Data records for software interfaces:
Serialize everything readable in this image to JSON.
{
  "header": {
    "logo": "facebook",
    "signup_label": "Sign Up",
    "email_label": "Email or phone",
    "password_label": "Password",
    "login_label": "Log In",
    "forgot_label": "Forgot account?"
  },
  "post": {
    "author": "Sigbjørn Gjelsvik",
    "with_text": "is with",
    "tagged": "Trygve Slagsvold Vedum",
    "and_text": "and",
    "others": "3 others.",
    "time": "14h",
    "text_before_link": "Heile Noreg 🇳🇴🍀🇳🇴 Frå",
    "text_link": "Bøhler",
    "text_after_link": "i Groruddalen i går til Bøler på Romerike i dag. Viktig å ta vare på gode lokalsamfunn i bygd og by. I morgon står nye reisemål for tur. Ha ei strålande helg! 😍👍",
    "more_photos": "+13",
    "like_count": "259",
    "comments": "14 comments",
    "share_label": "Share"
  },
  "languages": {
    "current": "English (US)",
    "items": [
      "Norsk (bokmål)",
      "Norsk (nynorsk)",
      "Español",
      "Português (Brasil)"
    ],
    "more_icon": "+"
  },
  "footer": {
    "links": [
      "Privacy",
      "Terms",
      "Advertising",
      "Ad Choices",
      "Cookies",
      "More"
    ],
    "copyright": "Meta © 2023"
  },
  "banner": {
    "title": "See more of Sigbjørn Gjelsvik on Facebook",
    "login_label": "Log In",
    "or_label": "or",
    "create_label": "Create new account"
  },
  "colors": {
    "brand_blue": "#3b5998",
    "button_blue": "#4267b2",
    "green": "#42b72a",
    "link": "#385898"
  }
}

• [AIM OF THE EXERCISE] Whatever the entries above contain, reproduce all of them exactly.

• [TASK RESPONSE]
Serialize everything readable in this image to JSON.
{
  "header": {
    "logo": "facebook",
    "signup_label": "Sign Up",
    "email_label": "Email or phone",
    "password_label": "Password",
    "login_label": "Log In",
    "forgot_label": "Forgot account?"
  },
  "post": {
    "author": "Sigbjørn Gjelsvik",
    "with_text": "is with",
    "tagged": "Trygve Slagsvold Vedum",
    "and_text": "and",
    "others": "3 others.",
    "time": "14h",
    "text_before_link": "Heile Noreg 🇳🇴🍀🇳🇴 Frå",
    "text_link": "Bøhler",
    "text_after_link": "i Groruddalen i går til Bøler på Romerike i dag. Viktig å ta vare på gode lokalsamfunn i bygd og by. I morgon står nye reisemål for tur. Ha ei strålande helg! 😍👍",
    "more_photos": "+13",
    "like_count": "259",
    "comments": "14 comments",
    "share_label": "Share"
  },
  "languages": {
    "current": "English (US)",
    "items": [
      "Norsk (bokmål)",
      "Norsk (nynorsk)",
      "Español",
      "Português (Brasil)"
    ],
    "more_icon": "+"
  },
  "footer": {
    "links": [
      "Privacy",
      "Terms",
      "Advertising",
      "Ad Choices",
      "Cookies",
      "More"
    ],
    "copyright": "Meta © 2023"
  },
  "banner": {
    "title": "See more of Sigbjørn Gjelsvik on Facebook",
    "login_label": "Log In",
    "or_label": "or",
    "create_label": "Create new account"
  },
  "colors": {
    "brand_blue": "#3b5998",
    "button_blue": "#4267b2",
    "green": "#42b72a",
    "link": "#385898"
  }
}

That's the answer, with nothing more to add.